Start of PROVIDED DATA

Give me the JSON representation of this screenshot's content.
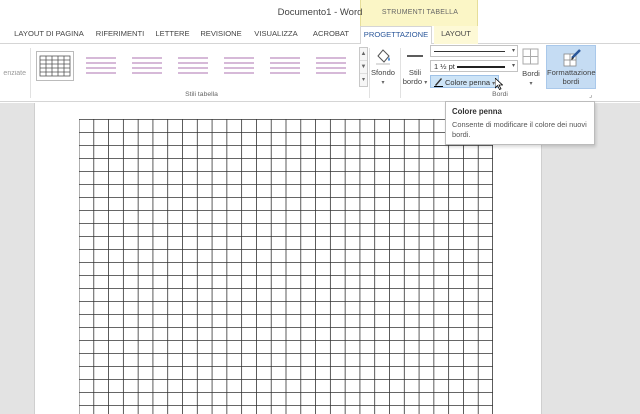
{
  "window": {
    "title": "Documento1 - Word",
    "context_band": "STRUMENTI TABELLA"
  },
  "tabs": [
    {
      "label": "LAYOUT DI PAGINA"
    },
    {
      "label": "RIFERIMENTI"
    },
    {
      "label": "LETTERE"
    },
    {
      "label": "REVISIONE"
    },
    {
      "label": "VISUALIZZA"
    },
    {
      "label": "ACROBAT"
    },
    {
      "label": "PROGETTAZIONE",
      "active": true
    },
    {
      "label": "LAYOUT"
    }
  ],
  "ribbon": {
    "cut_label": "enziate",
    "styles_group_label": "Stili tabella",
    "borders_group_label": "Bordi",
    "sfondo_label": "Sfondo",
    "stili_label": "Stili",
    "bordo_label": "bordo",
    "pen_weight": "1 ½ pt",
    "pen_color_label": "Colore penna",
    "bordi_label": "Bordi",
    "format_label_line1": "Formattazione",
    "format_label_line2": "bordi"
  },
  "tooltip": {
    "title": "Colore penna",
    "description": "Consente di modificare il colore dei nuovi bordi."
  },
  "table": {
    "columns": 28,
    "rows": 23
  },
  "colors": {
    "accent": "#2b579a",
    "context_band": "#fbf6c6",
    "selected_button": "#c5dcf3",
    "thumb_purple": "#c9a2cb"
  },
  "icons": {
    "table_style_thumbnail": "table-style-icon",
    "shading": "paint-bucket-icon",
    "border_styles": "border-styles-icon",
    "pen_color": "pen-icon",
    "borders": "borders-icon",
    "border_painter": "border-painter-icon",
    "dialog_launcher": "dialog-launcher-icon",
    "mouse_cursor": "cursor-icon"
  }
}
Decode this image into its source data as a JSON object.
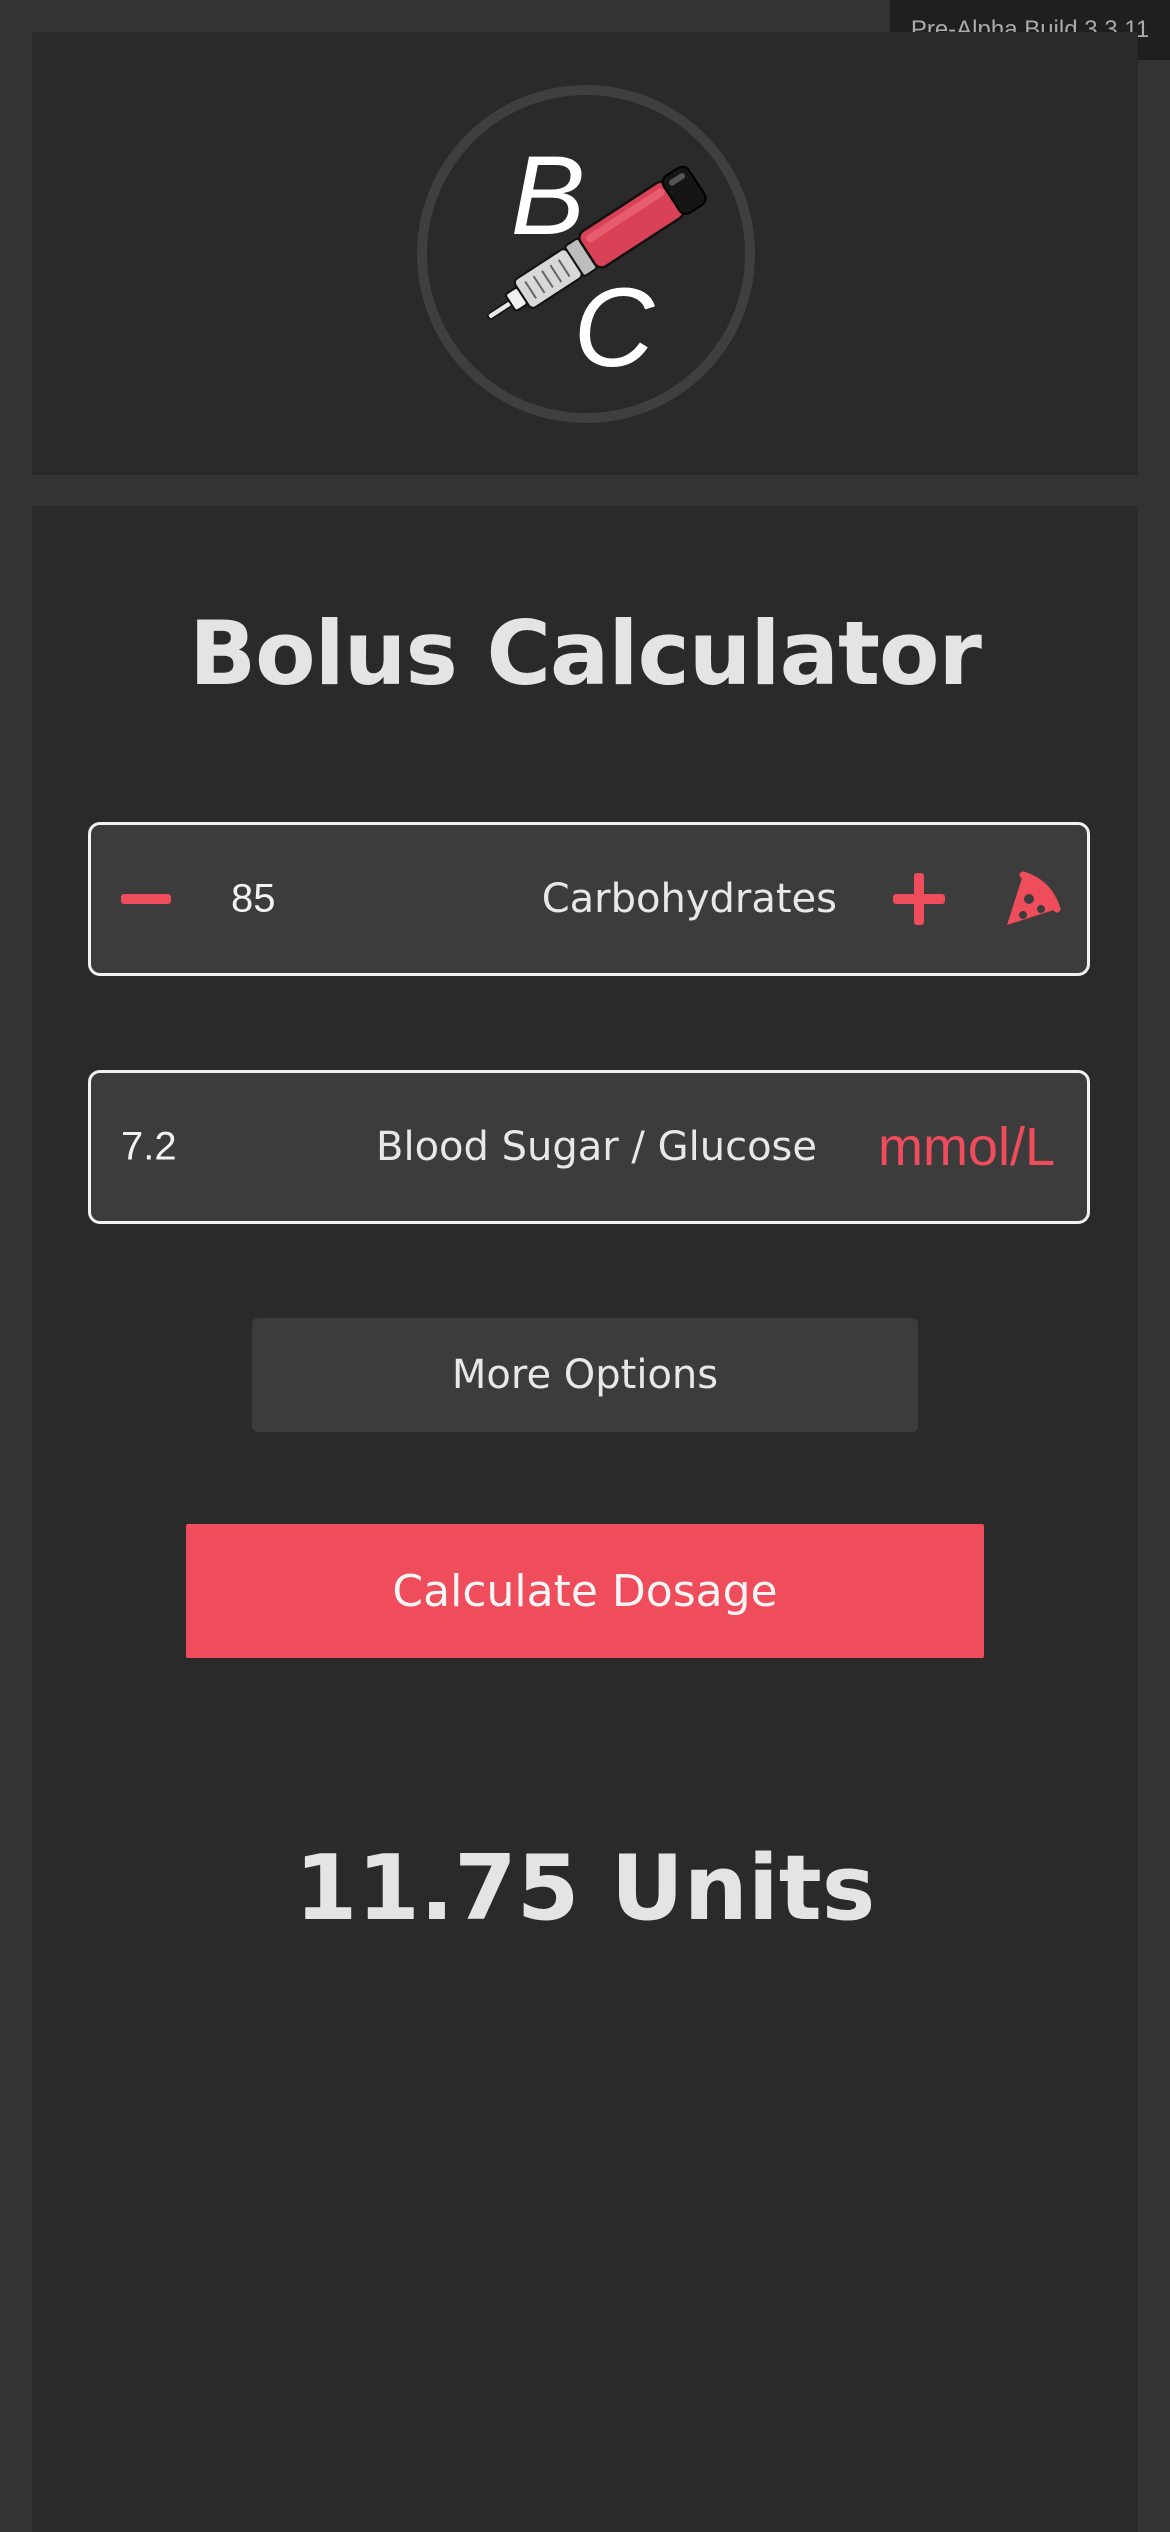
{
  "build_badge": "Pre-Alpha Build 3.3.11",
  "logo": {
    "letter_top": "B",
    "letter_bottom": "C",
    "icon": "insulin-pen-icon"
  },
  "title": "Bolus Calculator",
  "carbs": {
    "value": "85",
    "label": "Carbohydrates",
    "minus_icon": "minus-icon",
    "plus_icon": "plus-icon",
    "food_icon": "pizza-icon"
  },
  "glucose": {
    "value": "7.2",
    "label": "Blood Sugar / Glucose",
    "unit": "mmol/L"
  },
  "more_options_label": "More Options",
  "calculate_label": "Calculate Dosage",
  "result": "11.75 Units",
  "colors": {
    "accent": "#ef4c5c",
    "background": "#333333",
    "panel": "#2a2a2a",
    "field": "#3c3c3c"
  }
}
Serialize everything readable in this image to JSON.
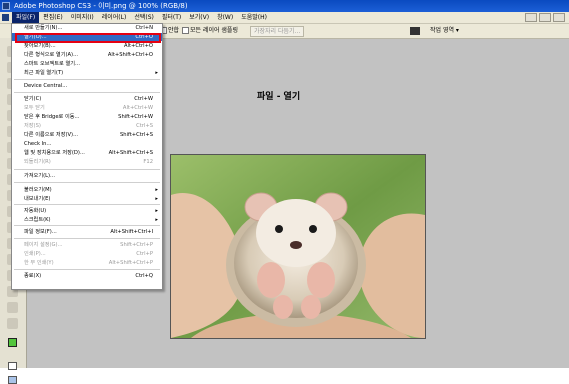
{
  "titlebar": {
    "text": "Adobe Photoshop CS3 - 이미.png @ 100% (RGB/8)"
  },
  "menubar": {
    "items": [
      "파일(F)",
      "편집(E)",
      "이미지(I)",
      "레이어(L)",
      "선택(S)",
      "필터(T)",
      "보기(V)",
      "창(W)",
      "도움말(H)"
    ]
  },
  "options": {
    "checkbox1_label": "안합",
    "checkbox2_label": "모든 레이어 샘플링",
    "button_label": "가장자리 다듬기...",
    "workspace_label": "작업 영역 ▾"
  },
  "document": {
    "heading": "파일 - 열기"
  },
  "file_menu": {
    "items": [
      {
        "label": "새로 만들기(N)...",
        "shortcut": "Ctrl+N",
        "arrow": "",
        "state": "normal"
      },
      {
        "label": "열기(O)...",
        "shortcut": "Ctrl+O",
        "arrow": "",
        "state": "highlighted"
      },
      {
        "label": "찾아보기(B)...",
        "shortcut": "Alt+Ctrl+O",
        "arrow": "",
        "state": "normal"
      },
      {
        "label": "다른 형식으로 열기(A)...",
        "shortcut": "Alt+Shift+Ctrl+O",
        "arrow": "",
        "state": "normal"
      },
      {
        "label": "스마트 오브젝트로 열기...",
        "shortcut": "",
        "arrow": "",
        "state": "normal"
      },
      {
        "label": "최근 파일 열기(T)",
        "shortcut": "",
        "arrow": "▸",
        "state": "normal"
      },
      {
        "label": "Device Central...",
        "shortcut": "",
        "arrow": "",
        "state": "normal"
      },
      {
        "label": "닫기(C)",
        "shortcut": "Ctrl+W",
        "arrow": "",
        "state": "normal"
      },
      {
        "label": "모두 닫기",
        "shortcut": "Alt+Ctrl+W",
        "arrow": "",
        "state": "disabled"
      },
      {
        "label": "닫은 후 Bridge로 이동...",
        "shortcut": "Shift+Ctrl+W",
        "arrow": "",
        "state": "normal"
      },
      {
        "label": "저장(S)",
        "shortcut": "Ctrl+S",
        "arrow": "",
        "state": "disabled"
      },
      {
        "label": "다른 이름으로 저장(V)...",
        "shortcut": "Shift+Ctrl+S",
        "arrow": "",
        "state": "normal"
      },
      {
        "label": "Check In...",
        "shortcut": "",
        "arrow": "",
        "state": "normal"
      },
      {
        "label": "웹 및 장치용으로 저장(D)...",
        "shortcut": "Alt+Shift+Ctrl+S",
        "arrow": "",
        "state": "normal"
      },
      {
        "label": "되돌리기(R)",
        "shortcut": "F12",
        "arrow": "",
        "state": "disabled"
      },
      {
        "label": "가져오기(L)...",
        "shortcut": "",
        "arrow": "",
        "state": "normal"
      },
      {
        "label": "불러오기(M)",
        "shortcut": "",
        "arrow": "▸",
        "state": "normal"
      },
      {
        "label": "내보내기(E)",
        "shortcut": "",
        "arrow": "▸",
        "state": "normal"
      },
      {
        "label": "자동화(U)",
        "shortcut": "",
        "arrow": "▸",
        "state": "normal"
      },
      {
        "label": "스크립트(K)",
        "shortcut": "",
        "arrow": "▸",
        "state": "normal"
      },
      {
        "label": "파일 정보(F)...",
        "shortcut": "Alt+Shift+Ctrl+I",
        "arrow": "",
        "state": "normal"
      },
      {
        "label": "페이지 설정(G)...",
        "shortcut": "Shift+Ctrl+P",
        "arrow": "",
        "state": "disabled"
      },
      {
        "label": "인쇄(P)...",
        "shortcut": "Ctrl+P",
        "arrow": "",
        "state": "disabled"
      },
      {
        "label": "한 부 인쇄(Y)",
        "shortcut": "Alt+Shift+Ctrl+P",
        "arrow": "",
        "state": "disabled"
      },
      {
        "label": "종료(X)",
        "shortcut": "Ctrl+Q",
        "arrow": "",
        "state": "normal"
      }
    ]
  }
}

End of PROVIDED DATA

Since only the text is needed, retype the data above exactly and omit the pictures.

Give me the JSON representation of this screenshot's content.
{
  "window": {
    "title": "Documento1 - Word",
    "context_band": "STRUMENTI TABELLA"
  },
  "tabs": [
    {
      "label": "LAYOUT DI PAGINA"
    },
    {
      "label": "RIFERIMENTI"
    },
    {
      "label": "LETTERE"
    },
    {
      "label": "REVISIONE"
    },
    {
      "label": "VISUALIZZA"
    },
    {
      "label": "ACROBAT"
    },
    {
      "label": "PROGETTAZIONE",
      "active": true
    },
    {
      "label": "LAYOUT"
    }
  ],
  "ribbon": {
    "cut_label": "enziate",
    "styles_group_label": "Stili tabella",
    "borders_group_label": "Bordi",
    "sfondo_label": "Sfondo",
    "stili_label": "Stili",
    "bordo_label": "bordo",
    "pen_weight": "1 ½ pt",
    "pen_color_label": "Colore penna",
    "bordi_label": "Bordi",
    "format_label_line1": "Formattazione",
    "format_label_line2": "bordi"
  },
  "tooltip": {
    "title": "Colore penna",
    "description": "Consente di modificare il colore dei nuovi bordi."
  },
  "table": {
    "columns": 28,
    "rows": 23
  },
  "colors": {
    "accent": "#2b579a",
    "context_band": "#fbf6c6",
    "selected_button": "#c5dcf3",
    "thumb_purple": "#c9a2cb"
  },
  "icons": {
    "table_style_thumbnail": "table-style-icon",
    "shading": "paint-bucket-icon",
    "border_styles": "border-styles-icon",
    "pen_color": "pen-icon",
    "borders": "borders-icon",
    "border_painter": "border-painter-icon",
    "dialog_launcher": "dialog-launcher-icon",
    "mouse_cursor": "cursor-icon"
  }
}
Decode this image into its source data as a JSON object.
{
  "build_badge": "Pre-Alpha Build 3.3.11",
  "logo": {
    "letter_top": "B",
    "letter_bottom": "C",
    "icon": "insulin-pen-icon"
  },
  "title": "Bolus Calculator",
  "carbs": {
    "value": "85",
    "label": "Carbohydrates",
    "minus_icon": "minus-icon",
    "plus_icon": "plus-icon",
    "food_icon": "pizza-icon"
  },
  "glucose": {
    "value": "7.2",
    "label": "Blood Sugar / Glucose",
    "unit": "mmol/L"
  },
  "more_options_label": "More Options",
  "calculate_label": "Calculate Dosage",
  "result": "11.75 Units",
  "colors": {
    "accent": "#ef4c5c",
    "background": "#333333",
    "panel": "#2a2a2a",
    "field": "#3c3c3c"
  }
}
Serialize everything readable in this image to JSON.
{
  "titlebar": {
    "text": "Adobe Photoshop CS3 - 이미.png @ 100% (RGB/8)"
  },
  "menubar": {
    "items": [
      "파일(F)",
      "편집(E)",
      "이미지(I)",
      "레이어(L)",
      "선택(S)",
      "필터(T)",
      "보기(V)",
      "창(W)",
      "도움말(H)"
    ]
  },
  "options": {
    "checkbox1_label": "안합",
    "checkbox2_label": "모든 레이어 샘플링",
    "button_label": "가장자리 다듬기...",
    "workspace_label": "작업 영역 ▾"
  },
  "document": {
    "heading": "파일 - 열기"
  },
  "file_menu": {
    "items": [
      {
        "label": "새로 만들기(N)...",
        "shortcut": "Ctrl+N",
        "arrow": "",
        "state": "normal"
      },
      {
        "label": "열기(O)...",
        "shortcut": "Ctrl+O",
        "arrow": "",
        "state": "highlighted"
      },
      {
        "label": "찾아보기(B)...",
        "shortcut": "Alt+Ctrl+O",
        "arrow": "",
        "state": "normal"
      },
      {
        "label": "다른 형식으로 열기(A)...",
        "shortcut": "Alt+Shift+Ctrl+O",
        "arrow": "",
        "state": "normal"
      },
      {
        "label": "스마트 오브젝트로 열기...",
        "shortcut": "",
        "arrow": "",
        "state": "normal"
      },
      {
        "label": "최근 파일 열기(T)",
        "shortcut": "",
        "arrow": "▸",
        "state": "normal"
      },
      {
        "label": "Device Central...",
        "shortcut": "",
        "arrow": "",
        "state": "normal"
      },
      {
        "label": "닫기(C)",
        "shortcut": "Ctrl+W",
        "arrow": "",
        "state": "normal"
      },
      {
        "label": "모두 닫기",
        "shortcut": "Alt+Ctrl+W",
        "arrow": "",
        "state": "disabled"
      },
      {
        "label": "닫은 후 Bridge로 이동...",
        "shortcut": "Shift+Ctrl+W",
        "arrow": "",
        "state": "normal"
      },
      {
        "label": "저장(S)",
        "shortcut": "Ctrl+S",
        "arrow": "",
        "state": "disabled"
      },
      {
        "label": "다른 이름으로 저장(V)...",
        "shortcut": "Shift+Ctrl+S",
        "arrow": "",
        "state": "normal"
      },
      {
        "label": "Check In...",
        "shortcut": "",
        "arrow": "",
        "state": "normal"
      },
      {
        "label": "웹 및 장치용으로 저장(D)...",
        "shortcut": "Alt+Shift+Ctrl+S",
        "arrow": "",
        "state": "normal"
      },
      {
        "label": "되돌리기(R)",
        "shortcut": "F12",
        "arrow": "",
        "state": "disabled"
      },
      {
        "label": "가져오기(L)...",
        "shortcut": "",
        "arrow": "",
        "state": "normal"
      },
      {
        "label": "불러오기(M)",
        "shortcut": "",
        "arrow": "▸",
        "state": "normal"
      },
      {
        "label": "내보내기(E)",
        "shortcut": "",
        "arrow": "▸",
        "state": "normal"
      },
      {
        "label": "자동화(U)",
        "shortcut": "",
        "arrow": "▸",
        "state": "normal"
      },
      {
        "label": "스크립트(K)",
        "shortcut": "",
        "arrow": "▸",
        "state": "normal"
      },
      {
        "label": "파일 정보(F)...",
        "shortcut": "Alt+Shift+Ctrl+I",
        "arrow": "",
        "state": "normal"
      },
      {
        "label": "페이지 설정(G)...",
        "shortcut": "Shift+Ctrl+P",
        "arrow": "",
        "state": "disabled"
      },
      {
        "label": "인쇄(P)...",
        "shortcut": "Ctrl+P",
        "arrow": "",
        "state": "disabled"
      },
      {
        "label": "한 부 인쇄(Y)",
        "shortcut": "Alt+Shift+Ctrl+P",
        "arrow": "",
        "state": "disabled"
      },
      {
        "label": "종료(X)",
        "shortcut": "Ctrl+Q",
        "arrow": "",
        "state": "normal"
      }
    ]
  }
}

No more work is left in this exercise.